→ TASK GOAL: Return the listing exactly, please; no pictures.

→ RECORDS SHOWN:
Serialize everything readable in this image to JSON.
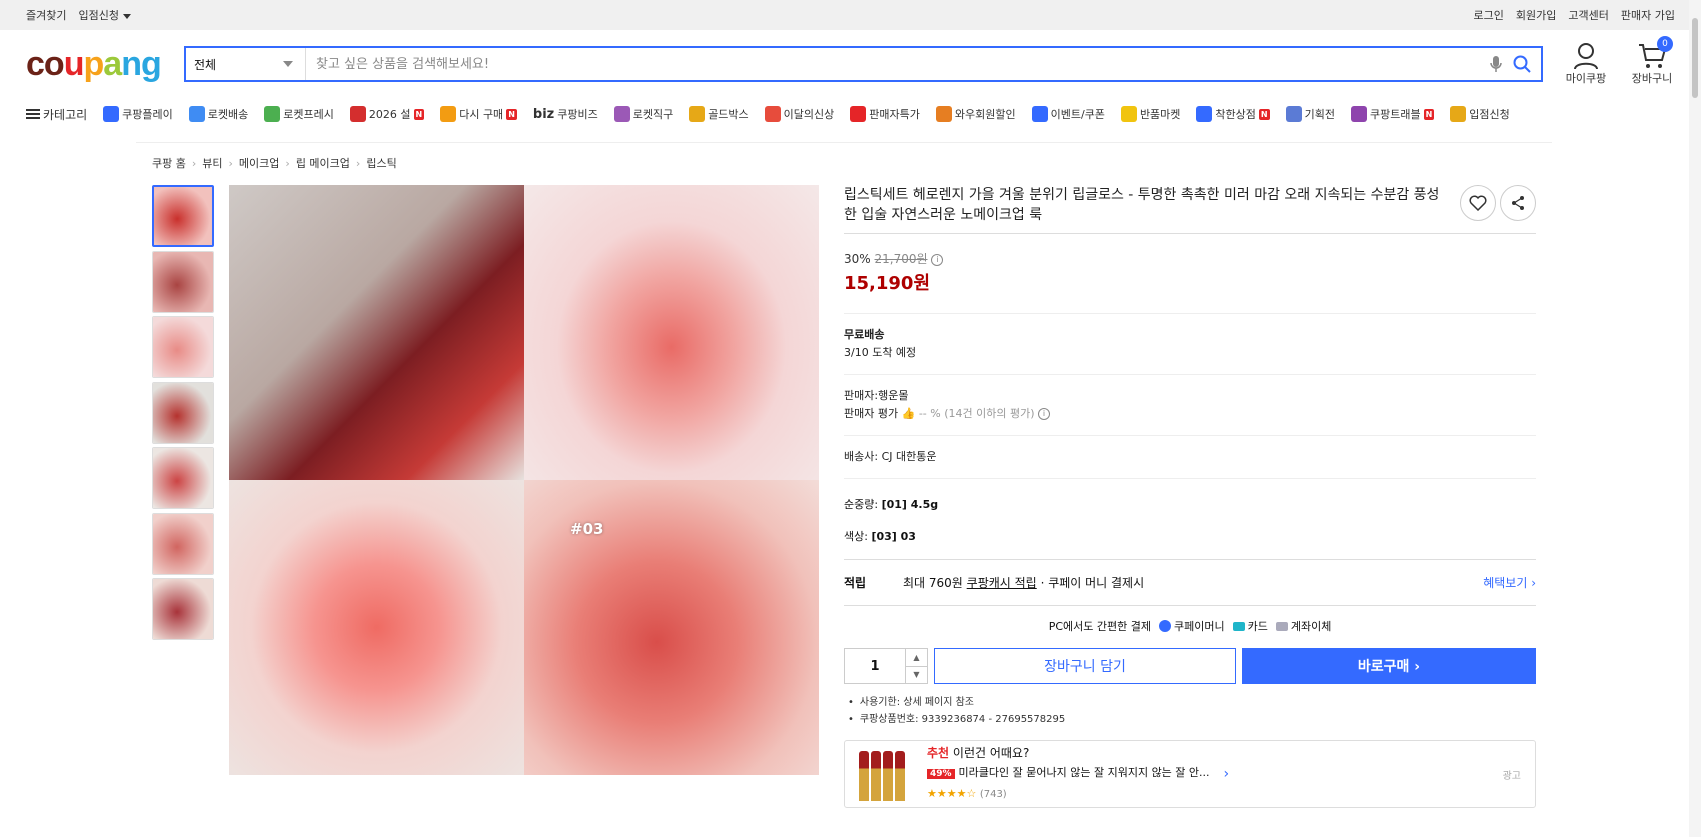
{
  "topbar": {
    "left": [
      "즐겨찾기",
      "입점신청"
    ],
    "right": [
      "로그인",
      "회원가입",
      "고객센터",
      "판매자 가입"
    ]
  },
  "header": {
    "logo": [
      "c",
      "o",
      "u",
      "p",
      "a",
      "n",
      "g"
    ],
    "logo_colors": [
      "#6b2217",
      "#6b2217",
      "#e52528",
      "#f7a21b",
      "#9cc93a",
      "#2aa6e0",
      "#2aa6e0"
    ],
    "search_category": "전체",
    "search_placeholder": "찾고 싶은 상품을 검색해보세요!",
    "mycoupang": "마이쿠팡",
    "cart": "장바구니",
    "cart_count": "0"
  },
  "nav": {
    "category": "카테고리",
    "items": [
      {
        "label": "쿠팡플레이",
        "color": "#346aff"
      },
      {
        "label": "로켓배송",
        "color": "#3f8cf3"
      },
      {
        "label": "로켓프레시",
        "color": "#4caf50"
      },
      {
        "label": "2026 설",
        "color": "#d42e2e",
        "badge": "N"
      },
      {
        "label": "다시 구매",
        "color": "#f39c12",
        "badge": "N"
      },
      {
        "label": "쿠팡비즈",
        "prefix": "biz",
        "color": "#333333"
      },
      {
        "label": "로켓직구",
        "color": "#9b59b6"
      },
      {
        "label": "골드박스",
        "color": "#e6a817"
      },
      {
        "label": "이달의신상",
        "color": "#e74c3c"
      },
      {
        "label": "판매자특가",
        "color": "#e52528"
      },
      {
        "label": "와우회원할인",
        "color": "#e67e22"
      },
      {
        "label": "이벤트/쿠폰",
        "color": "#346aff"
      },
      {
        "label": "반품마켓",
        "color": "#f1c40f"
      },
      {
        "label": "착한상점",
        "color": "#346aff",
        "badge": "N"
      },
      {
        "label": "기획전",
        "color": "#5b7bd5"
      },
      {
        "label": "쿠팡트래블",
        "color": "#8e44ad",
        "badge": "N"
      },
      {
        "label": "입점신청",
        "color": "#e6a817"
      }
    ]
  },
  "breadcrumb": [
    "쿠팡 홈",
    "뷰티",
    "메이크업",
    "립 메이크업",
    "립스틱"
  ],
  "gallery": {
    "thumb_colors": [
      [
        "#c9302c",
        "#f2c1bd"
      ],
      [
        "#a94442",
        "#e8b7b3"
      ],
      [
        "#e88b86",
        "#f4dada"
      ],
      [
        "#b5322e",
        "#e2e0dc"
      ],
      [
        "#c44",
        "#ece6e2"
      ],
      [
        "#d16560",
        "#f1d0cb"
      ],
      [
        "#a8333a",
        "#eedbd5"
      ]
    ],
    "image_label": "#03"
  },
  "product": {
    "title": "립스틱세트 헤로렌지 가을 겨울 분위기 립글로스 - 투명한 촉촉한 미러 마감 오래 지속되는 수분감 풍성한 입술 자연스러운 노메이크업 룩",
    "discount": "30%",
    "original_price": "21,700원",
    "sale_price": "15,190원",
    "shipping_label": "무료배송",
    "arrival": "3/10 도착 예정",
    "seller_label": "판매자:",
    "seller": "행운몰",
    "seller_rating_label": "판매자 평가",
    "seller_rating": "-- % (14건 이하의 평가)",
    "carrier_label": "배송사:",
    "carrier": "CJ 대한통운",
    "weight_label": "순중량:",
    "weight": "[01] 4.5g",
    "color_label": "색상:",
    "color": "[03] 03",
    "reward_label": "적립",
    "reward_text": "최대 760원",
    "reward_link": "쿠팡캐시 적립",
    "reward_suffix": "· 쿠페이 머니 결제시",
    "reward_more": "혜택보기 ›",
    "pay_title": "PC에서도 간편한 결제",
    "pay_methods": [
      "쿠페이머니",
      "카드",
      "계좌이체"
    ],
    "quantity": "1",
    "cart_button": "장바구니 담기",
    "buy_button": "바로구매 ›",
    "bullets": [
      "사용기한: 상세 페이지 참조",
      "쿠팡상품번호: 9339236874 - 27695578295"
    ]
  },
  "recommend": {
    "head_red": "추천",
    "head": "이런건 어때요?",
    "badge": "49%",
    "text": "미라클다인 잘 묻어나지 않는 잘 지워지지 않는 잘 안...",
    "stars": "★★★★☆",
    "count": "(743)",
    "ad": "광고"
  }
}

→ EXERCISE RESULT:
Serialize everything readable in this image to JSON.
{
  "topbar": {
    "left": [
      "즐겨찾기",
      "입점신청"
    ],
    "right": [
      "로그인",
      "회원가입",
      "고객센터",
      "판매자 가입"
    ]
  },
  "header": {
    "logo": [
      "c",
      "o",
      "u",
      "p",
      "a",
      "n",
      "g"
    ],
    "logo_colors": [
      "#6b2217",
      "#6b2217",
      "#e52528",
      "#f7a21b",
      "#9cc93a",
      "#2aa6e0",
      "#2aa6e0"
    ],
    "search_category": "전체",
    "search_placeholder": "찾고 싶은 상품을 검색해보세요!",
    "mycoupang": "마이쿠팡",
    "cart": "장바구니",
    "cart_count": "0"
  },
  "nav": {
    "category": "카테고리",
    "items": [
      {
        "label": "쿠팡플레이",
        "color": "#346aff"
      },
      {
        "label": "로켓배송",
        "color": "#3f8cf3"
      },
      {
        "label": "로켓프레시",
        "color": "#4caf50"
      },
      {
        "label": "2026 설",
        "color": "#d42e2e",
        "badge": "N"
      },
      {
        "label": "다시 구매",
        "color": "#f39c12",
        "badge": "N"
      },
      {
        "label": "쿠팡비즈",
        "prefix": "biz",
        "color": "#333333"
      },
      {
        "label": "로켓직구",
        "color": "#9b59b6"
      },
      {
        "label": "골드박스",
        "color": "#e6a817"
      },
      {
        "label": "이달의신상",
        "color": "#e74c3c"
      },
      {
        "label": "판매자특가",
        "color": "#e52528"
      },
      {
        "label": "와우회원할인",
        "color": "#e67e22"
      },
      {
        "label": "이벤트/쿠폰",
        "color": "#346aff"
      },
      {
        "label": "반품마켓",
        "color": "#f1c40f"
      },
      {
        "label": "착한상점",
        "color": "#346aff",
        "badge": "N"
      },
      {
        "label": "기획전",
        "color": "#5b7bd5"
      },
      {
        "label": "쿠팡트래블",
        "color": "#8e44ad",
        "badge": "N"
      },
      {
        "label": "입점신청",
        "color": "#e6a817"
      }
    ]
  },
  "breadcrumb": [
    "쿠팡 홈",
    "뷰티",
    "메이크업",
    "립 메이크업",
    "립스틱"
  ],
  "gallery": {
    "thumb_colors": [
      [
        "#c9302c",
        "#f2c1bd"
      ],
      [
        "#a94442",
        "#e8b7b3"
      ],
      [
        "#e88b86",
        "#f4dada"
      ],
      [
        "#b5322e",
        "#e2e0dc"
      ],
      [
        "#c44",
        "#ece6e2"
      ],
      [
        "#d16560",
        "#f1d0cb"
      ],
      [
        "#a8333a",
        "#eedbd5"
      ]
    ],
    "image_label": "#03"
  },
  "product": {
    "title": "립스틱세트 헤로렌지 가을 겨울 분위기 립글로스 - 투명한 촉촉한 미러 마감 오래 지속되는 수분감 풍성한 입술 자연스러운 노메이크업 룩",
    "discount": "30%",
    "original_price": "21,700원",
    "sale_price": "15,190원",
    "shipping_label": "무료배송",
    "arrival": "3/10 도착 예정",
    "seller_label": "판매자:",
    "seller": "행운몰",
    "seller_rating_label": "판매자 평가",
    "seller_rating": "-- % (14건 이하의 평가)",
    "carrier_label": "배송사:",
    "carrier": "CJ 대한통운",
    "weight_label": "순중량:",
    "weight": "[01] 4.5g",
    "color_label": "색상:",
    "color": "[03] 03",
    "reward_label": "적립",
    "reward_text": "최대 760원",
    "reward_link": "쿠팡캐시 적립",
    "reward_suffix": "· 쿠페이 머니 결제시",
    "reward_more": "혜택보기 ›",
    "pay_title": "PC에서도 간편한 결제",
    "pay_methods": [
      "쿠페이머니",
      "카드",
      "계좌이체"
    ],
    "quantity": "1",
    "cart_button": "장바구니 담기",
    "buy_button": "바로구매 ›",
    "bullets": [
      "사용기한: 상세 페이지 참조",
      "쿠팡상품번호: 9339236874 - 27695578295"
    ]
  },
  "recommend": {
    "head_red": "추천",
    "head": "이런건 어때요?",
    "badge": "49%",
    "text": "미라클다인 잘 묻어나지 않는 잘 지워지지 않는 잘 안...",
    "stars": "★★★★☆",
    "count": "(743)",
    "ad": "광고"
  }
}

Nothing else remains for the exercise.